This study examined the pollination rate of Aralia nudicaulis, commonly known as the sarsaparilla flower, an angiosperm without specialized pollinators, and found that pollination rates in the morning were significantly lower than pollination Rates in the afternoon and evening, refuting the hypothesis thatPollination rates are higher in more open areas.

Unrecognized coral species diversity masks differences in functional ecology

It is shown that what has been considered a single species in the eastern tropical Pacific, Porites lobata, includes a morphologically similar yet ecologically distinct species, Porite evermanni, which dominates in areas where triggerfish prey on bioeroding mussels living within the coral skeleton, thereby generating asexual coral fragments.



Early steps of angiosperm–pollinator coevolution

Data is provided to show that early fossil angiosperms were insect-pollinated and quantify the presences of more specialized pollination modes during the mid-Cretaceous angiosperm diversification.

Pollination biology of basal angiosperms (ANITA grade).

It is hypothesized that large flowers in Nymphaeaceae are the result of the interaction of heat, floral odors, and colored tepals to trap insects to increase fitness.

Natural history of pollination

The methods by which pollen reaches the female flower, enabling fertilization and seed production to take place, include some of the most varied and fascinating mechanisms in the natural world.

Plant-pollinator interactions: from specialization to generalization.

"Plant-Pollinator Interactions" portrays the intimate relationships of pollination over time and space and reveals patterns of interactions from individual to community levels, showing how these patterns change at different spatial and temporal scales.

Flower-associated brachycera flies as fossil evidence for jurassic angiosperm origins

  • Ren
  • Geography
  • 1998
Functional morphology and comparison with modern confamilial taxa show that the orthorrhaphous Brachycera were some of the most ancient pollinators, and imply that angiosperms originated during the Late Jurassic and were represented by at least two floral types.

A Probable Pollination Mode Before Angiosperms: Eurasian, Long-Proboscid Scorpionflies

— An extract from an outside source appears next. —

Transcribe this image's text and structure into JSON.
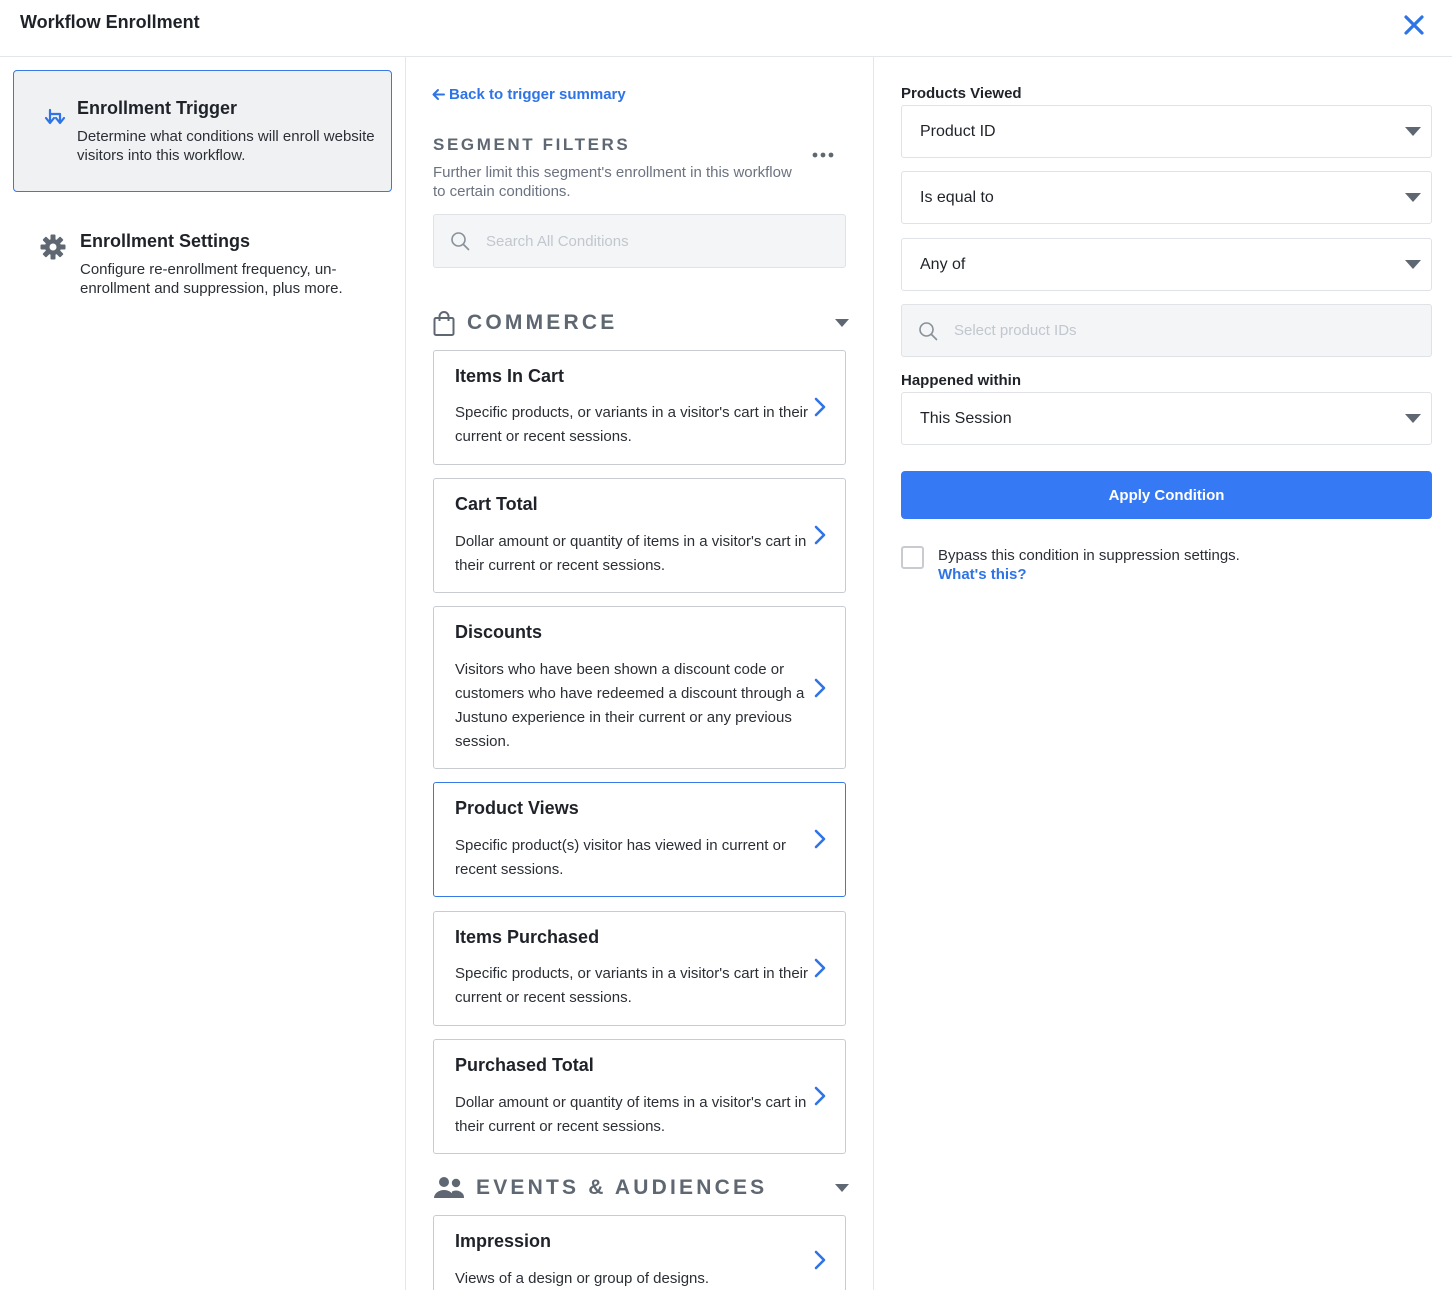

The presence of scorpionfly taxa suggests that siphonate proboscides fed on gymnosperm pollination drops and likely engaged in pollination mutualisms with gymnosperms during the mid-Mesozoic, long before the similar and independent coevolution of nectar-feeding flies, moths, and beetles on angiosperms.

Dating the origin of the Orchidaceae from a fossil orchid with its pollinator

An exquisitely preserved orchid pollinarium attached to the mesoscutellum of an extinct stingless bee recovered from Miocene amber in the Dominican Republic, that is 15–20 million years old, constitutes both the first unambiguous fossil of Orchidaceae and an unprecedented direct fossil observation of a plant–pollinator interaction.

Nectar and pollination drops: how different are they?

Proteomic studies have revealed the presence of common functional classes of proteins such as invertases and defence-related proteins in nectar (floral and extrafloral) and pollination drops, which will contribute to the study of plant reproduction and evolution.


It is found that in each community a core group of long-tubed plant species might together be involved in diffuse coevolution with the fly, and in poorly matched populations, the imbalance in armament is too great to allow reciprocal selection to act, and these species might instead experience one-sided selection that leads to convergence with the core species.

Generalist flowers and phytophagous beetles in two tropical canopy trees : resources for multitudes

Overall, beetle abundance patterns on flowers of the two trees are similar in terms of phytophagous beetle subfamily dominance, but there are differences however, significantly more leaf beetles were collected per hour on T. guianensis than on N. umbrosa.